A faithful retyping of every entry below is wanted, with images left out.
+++ Data for processing +++
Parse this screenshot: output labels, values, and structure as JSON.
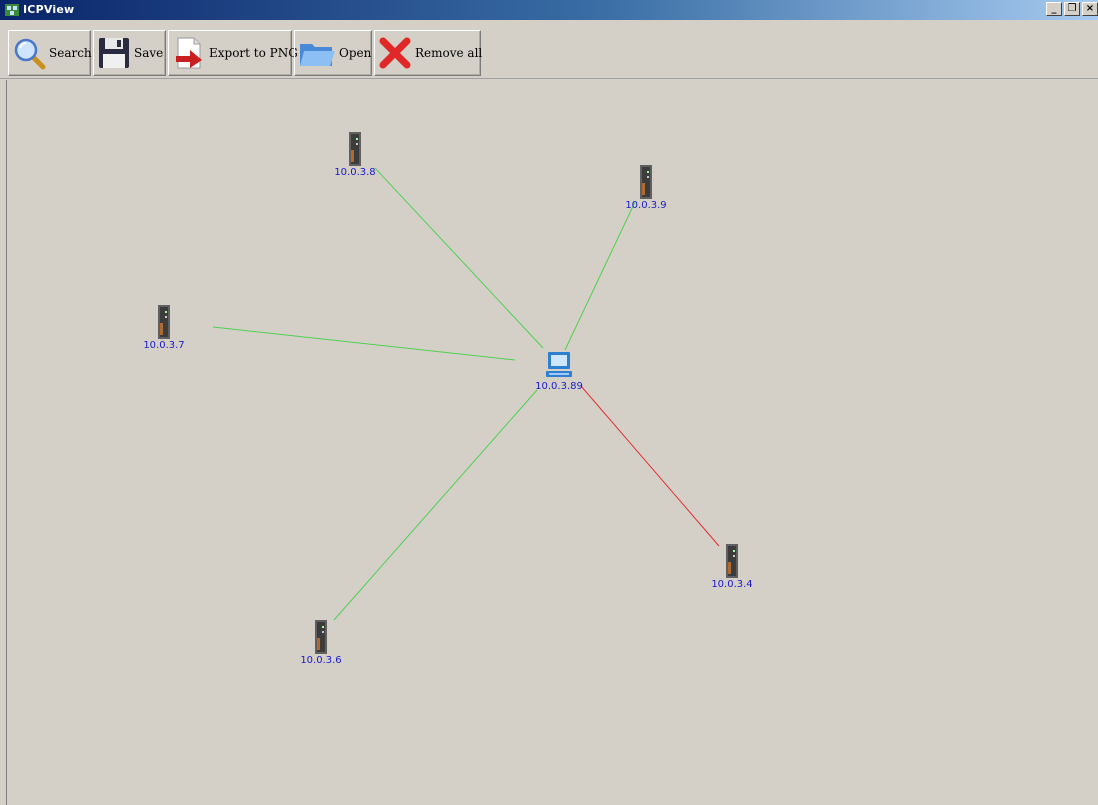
{
  "window": {
    "title": "ICPView",
    "controls": [
      "_",
      "8",
      "x"
    ]
  },
  "toolbar": {
    "search_label": "Search",
    "save_label": "Save",
    "export_label": "Export to PNG",
    "open_label": "Open",
    "remove_all_label": "Remove all"
  },
  "colors": {
    "ok_link": "#50d050",
    "bad_link": "#e03030",
    "node_label": "#1a1acc"
  },
  "network": {
    "hub": {
      "ip": "10.0.3.89",
      "icon": "computer-icon"
    },
    "devices": [
      {
        "ip": "10.0.3.8",
        "icon": "device-icon",
        "link_status": "ok"
      },
      {
        "ip": "10.0.3.9",
        "icon": "device-icon",
        "link_status": "ok"
      },
      {
        "ip": "10.0.3.7",
        "icon": "device-icon",
        "link_status": "ok"
      },
      {
        "ip": "10.0.3.6",
        "icon": "device-icon",
        "link_status": "ok"
      },
      {
        "ip": "10.0.3.4",
        "icon": "device-icon",
        "link_status": "error"
      }
    ]
  }
}
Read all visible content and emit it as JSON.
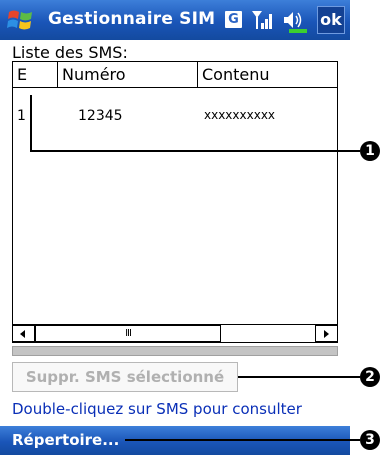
{
  "titlebar": {
    "title": "Gestionnaire SIM",
    "input_mode": "G",
    "ok_label": "ok"
  },
  "list": {
    "caption": "Liste des SMS:",
    "columns": [
      "E",
      "Numéro",
      "Contenu"
    ],
    "rows": [
      {
        "status": "1",
        "number": "12345",
        "content": "xxxxxxxxxx"
      }
    ],
    "scroll_thumb": "III"
  },
  "actions": {
    "delete_label": "Suppr. SMS sélectionné",
    "hint": "Double-cliquez sur SMS pour consulter"
  },
  "menubar": {
    "label": "Répertoire..."
  },
  "callouts": [
    "1",
    "2",
    "3"
  ],
  "colors": {
    "bar_blue": "#1a55b8",
    "hint_blue": "#0a2fb7",
    "disabled_text": "#b0b0b0"
  },
  "icons": [
    "windows-flag-icon",
    "signal-icon",
    "speaker-icon"
  ]
}
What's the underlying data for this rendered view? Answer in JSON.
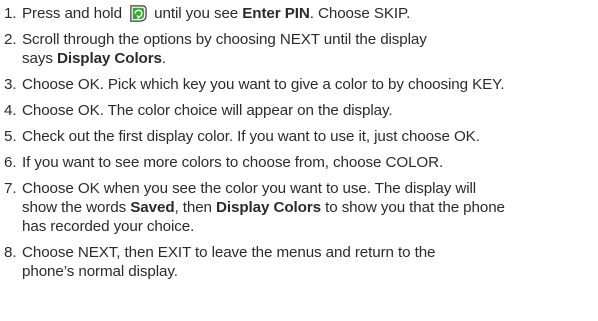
{
  "steps": [
    {
      "num": "1.",
      "parts": [
        {
          "text": "Press and hold "
        },
        {
          "icon": "menu-key-icon"
        },
        {
          "text": " until you see "
        },
        {
          "text": "Enter PIN",
          "bold": true
        },
        {
          "text": ". Choose SKIP."
        }
      ]
    },
    {
      "num": "2.",
      "parts": [
        {
          "text": "Scroll through the options by choosing NEXT until the display"
        },
        {
          "break": true
        },
        {
          "text": "says "
        },
        {
          "text": "Display Colors",
          "bold": true
        },
        {
          "text": "."
        }
      ]
    },
    {
      "num": "3.",
      "parts": [
        {
          "text": "Choose OK. Pick which key you want to give a color to by choosing KEY."
        }
      ]
    },
    {
      "num": "4.",
      "parts": [
        {
          "text": "Choose OK. The color choice will appear on the display."
        }
      ]
    },
    {
      "num": "5.",
      "parts": [
        {
          "text": "Check out the first display color. If you want to use it, just choose OK."
        }
      ]
    },
    {
      "num": "6.",
      "parts": [
        {
          "text": "If you want to see more colors to choose from, choose COLOR."
        }
      ]
    },
    {
      "num": "7.",
      "parts": [
        {
          "text": "Choose OK when you see the color you want to use. The display will"
        },
        {
          "break": true
        },
        {
          "text": "show the words "
        },
        {
          "text": "Saved",
          "bold": true
        },
        {
          "text": ", then "
        },
        {
          "text": "Display Colors",
          "bold": true
        },
        {
          "text": " to show you that the phone"
        },
        {
          "break": true
        },
        {
          "text": "has recorded your choice."
        }
      ]
    },
    {
      "num": "8.",
      "parts": [
        {
          "text": "Choose NEXT, then EXIT to leave the menus and return to the"
        },
        {
          "break": true
        },
        {
          "text": "phone’s normal display."
        }
      ]
    }
  ],
  "colors": {
    "text": "#2b2b2b",
    "icon_green": "#39a935",
    "icon_outline": "#3a3a3a"
  }
}
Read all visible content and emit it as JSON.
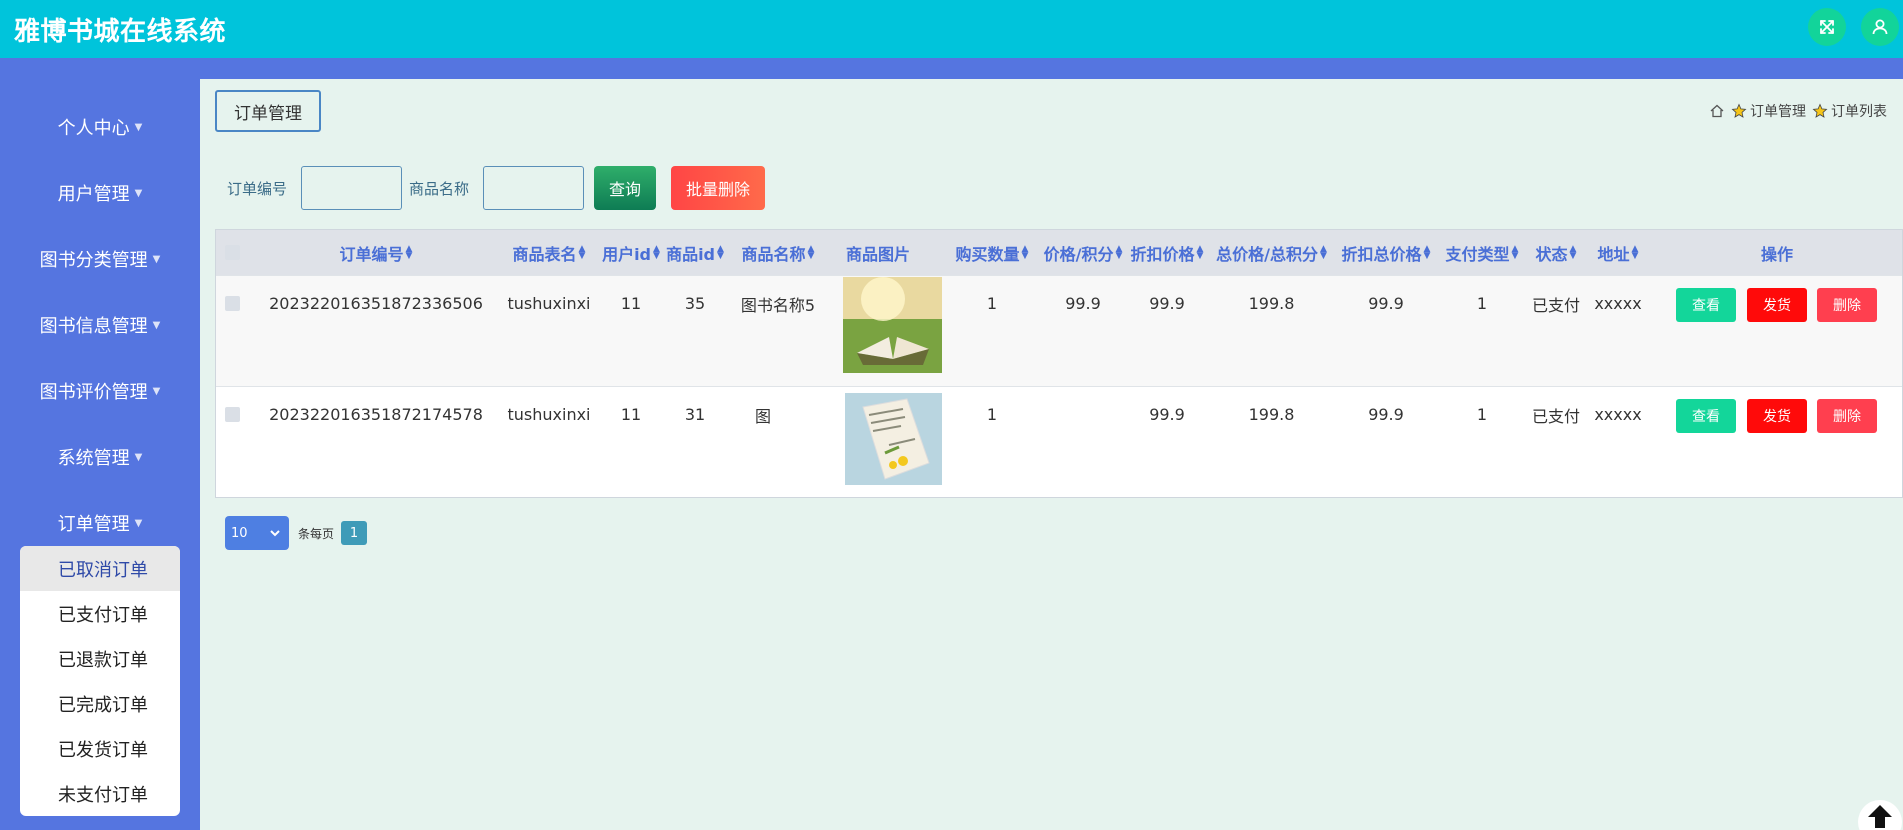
{
  "app": {
    "title": "雅博书城在线系统"
  },
  "sidebar": {
    "items": [
      {
        "label": "个人中心"
      },
      {
        "label": "用户管理"
      },
      {
        "label": "图书分类管理"
      },
      {
        "label": "图书信息管理"
      },
      {
        "label": "图书评价管理"
      },
      {
        "label": "系统管理"
      },
      {
        "label": "订单管理"
      }
    ],
    "submenu": [
      {
        "label": "已取消订单"
      },
      {
        "label": "已支付订单"
      },
      {
        "label": "已退款订单"
      },
      {
        "label": "已完成订单"
      },
      {
        "label": "已发货订单"
      },
      {
        "label": "未支付订单"
      }
    ]
  },
  "page_tab": {
    "label": "订单管理"
  },
  "breadcrumb": {
    "level1": "订单管理",
    "level2": "订单列表"
  },
  "search": {
    "order_no_label": "订单编号",
    "order_no_value": "",
    "goods_name_label": "商品名称",
    "goods_name_value": "",
    "query_label": "查询",
    "batch_delete_label": "批量删除"
  },
  "table": {
    "headers": [
      "订单编号",
      "商品表名",
      "用户id",
      "商品id",
      "商品名称",
      "商品图片",
      "购买数量",
      "价格/积分",
      "折扣价格",
      "总价格/总积分",
      "折扣总价格",
      "支付类型",
      "状态",
      "地址",
      "操作"
    ],
    "rows": [
      {
        "order_no": "20232201635187233650​6",
        "table_name": "tushuxinxi",
        "user_id": "11",
        "goods_id": "35",
        "goods_name": "图书名称5",
        "quantity": "1",
        "price": "99.9",
        "discount_price": "99.9",
        "total": "199.8",
        "discount_total": "99.9",
        "pay_type": "1",
        "status": "已支付",
        "address": "xxxxx"
      },
      {
        "order_no": "202322016351872174578",
        "table_name": "tushuxinxi",
        "user_id": "11",
        "goods_id": "31",
        "goods_name": "图",
        "quantity": "1",
        "price": "",
        "discount_price": "99.9",
        "total": "199.8",
        "discount_total": "99.9",
        "pay_type": "1",
        "status": "已支付",
        "address": "xxxxx"
      }
    ],
    "actions": {
      "view": "查看",
      "ship": "发货",
      "delete": "删除"
    }
  },
  "pagination": {
    "page_size": "10",
    "per_page_label": "条每页",
    "current_page": "1"
  },
  "colors": {
    "topbar": "#00c4db",
    "sidebar": "#5575e0",
    "header_text": "#4a6fd6",
    "view": "#13d69a",
    "ship": "#ff0a0a",
    "delete": "#ff3f4f"
  }
}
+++
- Answer below
Parse this screenshot: output labels, values, and structure as JSON.
{
  "window": {
    "title": "ICPView",
    "controls": [
      "_",
      "8",
      "x"
    ]
  },
  "toolbar": {
    "search_label": "Search",
    "save_label": "Save",
    "export_label": "Export to PNG",
    "open_label": "Open",
    "remove_all_label": "Remove all"
  },
  "colors": {
    "ok_link": "#50d050",
    "bad_link": "#e03030",
    "node_label": "#1a1acc"
  },
  "network": {
    "hub": {
      "ip": "10.0.3.89",
      "icon": "computer-icon"
    },
    "devices": [
      {
        "ip": "10.0.3.8",
        "icon": "device-icon",
        "link_status": "ok"
      },
      {
        "ip": "10.0.3.9",
        "icon": "device-icon",
        "link_status": "ok"
      },
      {
        "ip": "10.0.3.7",
        "icon": "device-icon",
        "link_status": "ok"
      },
      {
        "ip": "10.0.3.6",
        "icon": "device-icon",
        "link_status": "ok"
      },
      {
        "ip": "10.0.3.4",
        "icon": "device-icon",
        "link_status": "error"
      }
    ]
  }
}
Read all visible content and emit it as JSON.
{
  "titlebar": {
    "title": "Gestionnaire SIM",
    "input_mode": "G",
    "ok_label": "ok"
  },
  "list": {
    "caption": "Liste des SMS:",
    "columns": [
      "E",
      "Numéro",
      "Contenu"
    ],
    "rows": [
      {
        "status": "1",
        "number": "12345",
        "content": "xxxxxxxxxx"
      }
    ],
    "scroll_thumb": "III"
  },
  "actions": {
    "delete_label": "Suppr. SMS sélectionné",
    "hint": "Double-cliquez sur SMS pour consulter"
  },
  "menubar": {
    "label": "Répertoire..."
  },
  "callouts": [
    "1",
    "2",
    "3"
  ],
  "colors": {
    "bar_blue": "#1a55b8",
    "hint_blue": "#0a2fb7",
    "disabled_text": "#b0b0b0"
  },
  "icons": [
    "windows-flag-icon",
    "signal-icon",
    "speaker-icon"
  ]
}
What's the underlying data for this rendered view? Answer in JSON.
{
  "steps": [
    {
      "num": "1.",
      "parts": [
        {
          "text": "Press and hold "
        },
        {
          "icon": "menu-key-icon"
        },
        {
          "text": " until you see "
        },
        {
          "text": "Enter PIN",
          "bold": true
        },
        {
          "text": ". Choose SKIP."
        }
      ]
    },
    {
      "num": "2.",
      "parts": [
        {
          "text": "Scroll through the options by choosing NEXT until the display"
        },
        {
          "break": true
        },
        {
          "text": "says "
        },
        {
          "text": "Display Colors",
          "bold": true
        },
        {
          "text": "."
        }
      ]
    },
    {
      "num": "3.",
      "parts": [
        {
          "text": "Choose OK. Pick which key you want to give a color to by choosing KEY."
        }
      ]
    },
    {
      "num": "4.",
      "parts": [
        {
          "text": "Choose OK. The color choice will appear on the display."
        }
      ]
    },
    {
      "num": "5.",
      "parts": [
        {
          "text": "Check out the first display color. If you want to use it, just choose OK."
        }
      ]
    },
    {
      "num": "6.",
      "parts": [
        {
          "text": "If you want to see more colors to choose from, choose COLOR."
        }
      ]
    },
    {
      "num": "7.",
      "parts": [
        {
          "text": "Choose OK when you see the color you want to use. The display will"
        },
        {
          "break": true
        },
        {
          "text": "show the words "
        },
        {
          "text": "Saved",
          "bold": true
        },
        {
          "text": ", then "
        },
        {
          "text": "Display Colors",
          "bold": true
        },
        {
          "text": " to show you that the phone"
        },
        {
          "break": true
        },
        {
          "text": "has recorded your choice."
        }
      ]
    },
    {
      "num": "8.",
      "parts": [
        {
          "text": "Choose NEXT, then EXIT to leave the menus and return to the"
        },
        {
          "break": true
        },
        {
          "text": "phone’s normal display."
        }
      ]
    }
  ],
  "colors": {
    "text": "#2b2b2b",
    "icon_green": "#39a935",
    "icon_outline": "#3a3a3a"
  }
}
Read all visible content and emit it as JSON.
{
  "app": {
    "title": "雅博书城在线系统"
  },
  "sidebar": {
    "items": [
      {
        "label": "个人中心"
      },
      {
        "label": "用户管理"
      },
      {
        "label": "图书分类管理"
      },
      {
        "label": "图书信息管理"
      },
      {
        "label": "图书评价管理"
      },
      {
        "label": "系统管理"
      },
      {
        "label": "订单管理"
      }
    ],
    "submenu": [
      {
        "label": "已取消订单"
      },
      {
        "label": "已支付订单"
      },
      {
        "label": "已退款订单"
      },
      {
        "label": "已完成订单"
      },
      {
        "label": "已发货订单"
      },
      {
        "label": "未支付订单"
      }
    ]
  },
  "page_tab": {
    "label": "订单管理"
  },
  "breadcrumb": {
    "level1": "订单管理",
    "level2": "订单列表"
  },
  "search": {
    "order_no_label": "订单编号",
    "order_no_value": "",
    "goods_name_label": "商品名称",
    "goods_name_value": "",
    "query_label": "查询",
    "batch_delete_label": "批量删除"
  },
  "table": {
    "headers": [
      "订单编号",
      "商品表名",
      "用户id",
      "商品id",
      "商品名称",
      "商品图片",
      "购买数量",
      "价格/积分",
      "折扣价格",
      "总价格/总积分",
      "折扣总价格",
      "支付类型",
      "状态",
      "地址",
      "操作"
    ],
    "rows": [
      {
        "order_no": "20232201635187233650​6",
        "table_name": "tushuxinxi",
        "user_id": "11",
        "goods_id": "35",
        "goods_name": "图书名称5",
        "quantity": "1",
        "price": "99.9",
        "discount_price": "99.9",
        "total": "199.8",
        "discount_total": "99.9",
        "pay_type": "1",
        "status": "已支付",
        "address": "xxxxx"
      },
      {
        "order_no": "202322016351872174578",
        "table_name": "tushuxinxi",
        "user_id": "11",
        "goods_id": "31",
        "goods_name": "图",
        "quantity": "1",
        "price": "",
        "discount_price": "99.9",
        "total": "199.8",
        "discount_total": "99.9",
        "pay_type": "1",
        "status": "已支付",
        "address": "xxxxx"
      }
    ],
    "actions": {
      "view": "查看",
      "ship": "发货",
      "delete": "删除"
    }
  },
  "pagination": {
    "page_size": "10",
    "per_page_label": "条每页",
    "current_page": "1"
  },
  "colors": {
    "topbar": "#00c4db",
    "sidebar": "#5575e0",
    "header_text": "#4a6fd6",
    "view": "#13d69a",
    "ship": "#ff0a0a",
    "delete": "#ff3f4f"
  }
}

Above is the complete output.